Poaching & trafficking endangering a growing list of species
Poaching is an up to $23 billion USD per year industry, according to estimates from the Smithsonian Institute. The illegal poaching and trade has brought numerous species to near extinction or worse. The population of African elephants has plummeted over 64% in the past decade, while two species of Rhino have gone extinct on the continent in recent years.
The United States is party to several treaties tasked with stopping the illegal trade of flora and fauna from around the world. CITES, the Convention on International Trade in Endangered Species of Wild Fauna and Flora, has centralized much of the policy used to enforce these laws globally.
Currently, Congress is considering a bill, H.R. 864: the Wildlife Conservation and Anti-Trafficking Act of 2019. In its official description, the bill would “support wildlife conservation, improve anti-trafficking enforcement, provide dedicated funding at no expense to taxpayers, and for other purposes.”
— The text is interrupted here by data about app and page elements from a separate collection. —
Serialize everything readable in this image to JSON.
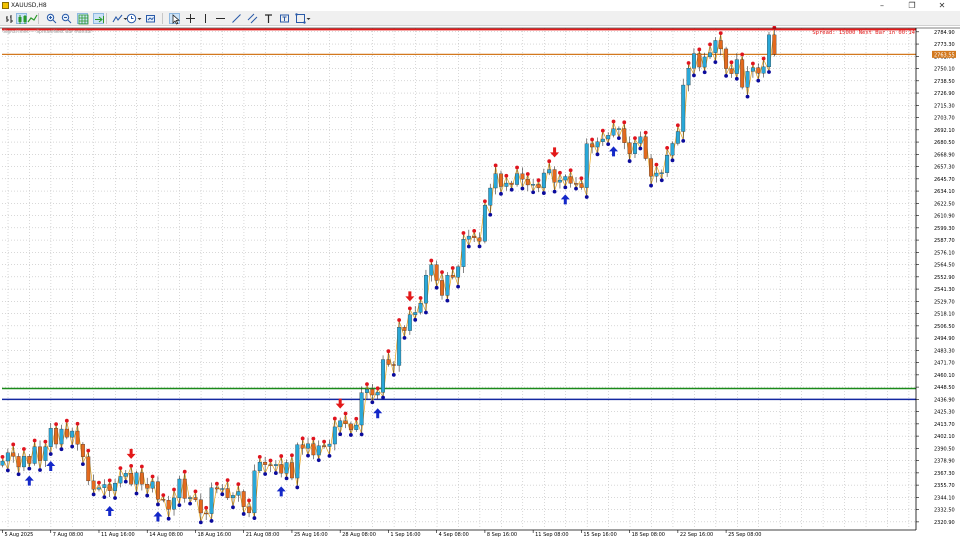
{
  "window": {
    "title": "XAUUSD,H8",
    "minimize_glyph": "–",
    "restore_glyph": "❐",
    "close_glyph": "✕"
  },
  "toolbar": {
    "buttons": [
      {
        "name": "bar-chart-icon"
      },
      {
        "name": "candlestick-icon",
        "selected": true
      },
      {
        "name": "line-chart-icon"
      },
      {
        "name": "zoom-in-icon"
      },
      {
        "name": "zoom-out-icon"
      },
      {
        "name": "grid-icon",
        "selected": true
      },
      {
        "name": "autoscroll-icon",
        "selected": true
      },
      {
        "name": "indicators-icon",
        "dropdown": true
      },
      {
        "name": "periods-icon",
        "dropdown": true
      },
      {
        "name": "templates-icon"
      },
      {
        "name": "cursor-icon",
        "selected": true
      },
      {
        "name": "crosshair-icon"
      },
      {
        "name": "vertical-line-icon"
      },
      {
        "name": "horizontal-line-icon"
      },
      {
        "name": "trendline-icon"
      },
      {
        "name": "channel-icon"
      },
      {
        "name": "text-icon"
      },
      {
        "name": "text-label-icon"
      },
      {
        "name": "shapes-icon",
        "dropdown": true
      }
    ]
  },
  "indicator_header": "Signal lines — Spread/Next Bar monitor",
  "info_text": "Spread: 15000 Next Bar in 00:14",
  "current_price_label": "2763.55",
  "colors": {
    "bull": "#29a8d8",
    "bear": "#e46a1e",
    "high_dot": "#e0141e",
    "low_dot": "#0b0b9c",
    "zigzag": "#e8a317",
    "grid": "#b0b0b0",
    "line_red": "#e31919",
    "line_orange": "#d2781e",
    "line_green": "#1a8a1a",
    "line_blue": "#1428a0",
    "up_arrow": "#1428c8",
    "down_arrow": "#e31919"
  },
  "chart_data": {
    "type": "candlestick",
    "symbol": "XAUUSD",
    "timeframe": "H8",
    "ylim": [
      2315.1,
      2788.5
    ],
    "y_ticks": [
      2320.9,
      2332.5,
      2344.1,
      2355.7,
      2367.3,
      2378.9,
      2390.5,
      2402.1,
      2413.7,
      2425.3,
      2436.9,
      2448.5,
      2460.1,
      2471.7,
      2483.3,
      2494.9,
      2506.5,
      2518.1,
      2529.7,
      2541.3,
      2552.9,
      2564.5,
      2576.1,
      2587.7,
      2599.3,
      2610.9,
      2622.5,
      2634.1,
      2645.7,
      2657.3,
      2668.9,
      2680.5,
      2692.1,
      2703.7,
      2715.3,
      2726.9,
      2738.5,
      2750.1,
      2761.7,
      2773.3,
      2784.9
    ],
    "x_ticks": [
      {
        "bar": 0,
        "label": "5 Aug 2025"
      },
      {
        "bar": 9,
        "label": "7 Aug 08:00"
      },
      {
        "bar": 18,
        "label": "11 Aug 16:00"
      },
      {
        "bar": 27,
        "label": "14 Aug 08:00"
      },
      {
        "bar": 36,
        "label": "18 Aug 16:00"
      },
      {
        "bar": 45,
        "label": "21 Aug 08:00"
      },
      {
        "bar": 54,
        "label": "25 Aug 16:00"
      },
      {
        "bar": 63,
        "label": "28 Aug 08:00"
      },
      {
        "bar": 72,
        "label": "1 Sep 16:00"
      },
      {
        "bar": 81,
        "label": "4 Sep 08:00"
      },
      {
        "bar": 90,
        "label": "8 Sep 16:00"
      },
      {
        "bar": 99,
        "label": "11 Sep 08:00"
      },
      {
        "bar": 108,
        "label": "15 Sep 16:00"
      },
      {
        "bar": 117,
        "label": "18 Sep 08:00"
      },
      {
        "bar": 126,
        "label": "22 Sep 16:00"
      },
      {
        "bar": 135,
        "label": "25 Sep 08:00"
      }
    ],
    "hlines": [
      {
        "name": "resistance-line-red",
        "price": 2787.2,
        "color": "#e31919",
        "width": 2
      },
      {
        "name": "price-line-orange",
        "price": 2763.55,
        "color": "#d2781e",
        "width": 1.3
      },
      {
        "name": "support-line-green",
        "price": 2447.2,
        "color": "#1a8a1a",
        "width": 1.5
      },
      {
        "name": "support-line-blue",
        "price": 2436.9,
        "color": "#1428a0",
        "width": 1.5
      }
    ],
    "closes": [
      2378.5,
      2386.3,
      2382.9,
      2372.9,
      2383.0,
      2376.2,
      2392.0,
      2378.9,
      2392.0,
      2409.5,
      2394.6,
      2408.8,
      2401.1,
      2406.9,
      2394.4,
      2382.5,
      2359.7,
      2351.8,
      2353.2,
      2356.3,
      2350.4,
      2357.6,
      2363.9,
      2367.0,
      2356.6,
      2367.4,
      2356.6,
      2352.7,
      2359.0,
      2342.3,
      2341.5,
      2332.8,
      2343.6,
      2361.5,
      2343.1,
      2343.9,
      2341.8,
      2329.3,
      2328.7,
      2353.2,
      2352.0,
      2352.5,
      2343.6,
      2346.0,
      2349.7,
      2335.3,
      2329.4,
      2369.2,
      2377.5,
      2375.1,
      2374.0,
      2375.3,
      2367.0,
      2377.1,
      2362.4,
      2394.0,
      2390.5,
      2394.8,
      2384.2,
      2393.0,
      2392.3,
      2394.6,
      2410.8,
      2416.6,
      2413.7,
      2408.1,
      2412.6,
      2443.2,
      2446.4,
      2441.0,
      2443.5,
      2474.6,
      2469.9,
      2469.0,
      2505.1,
      2502.0,
      2517.1,
      2519.2,
      2528.0,
      2554.5,
      2564.4,
      2549.5,
      2535.3,
      2554.4,
      2552.5,
      2562.5,
      2588.5,
      2591.5,
      2589.9,
      2586.6,
      2620.6,
      2637.0,
      2650.5,
      2638.4,
      2641.7,
      2640.3,
      2650.5,
      2645.4,
      2639.9,
      2640.5,
      2637.1,
      2651.2,
      2654.5,
      2642.5,
      2644.5,
      2647.9,
      2641.4,
      2641.3,
      2637.4,
      2679.0,
      2675.8,
      2680.8,
      2683.4,
      2686.9,
      2693.1,
      2693.3,
      2679.8,
      2669.4,
      2679.3,
      2685.5,
      2664.9,
      2648.2,
      2651.2,
      2651.5,
      2668.1,
      2679.2,
      2690.5,
      2734.5,
      2750.5,
      2764.3,
      2751.5,
      2761.1,
      2765.1,
      2776.7,
      2768.7,
      2750.1,
      2745.3,
      2758.6,
      2732.4,
      2747.4,
      2751.0,
      2745.6,
      2751.7,
      2782.0,
      2763.6
    ],
    "up_arrows": [
      5,
      9,
      20,
      29,
      52,
      70,
      105,
      114
    ],
    "down_arrows": [
      24,
      63,
      76,
      103
    ]
  }
}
If the bill passes the House of Representatives, it will move on to the Senate, and then if successful, to President Trump for his signature. The bill was introduced by Rep. John Garamendi (D-CA) and Rep. Don Young (R-AK).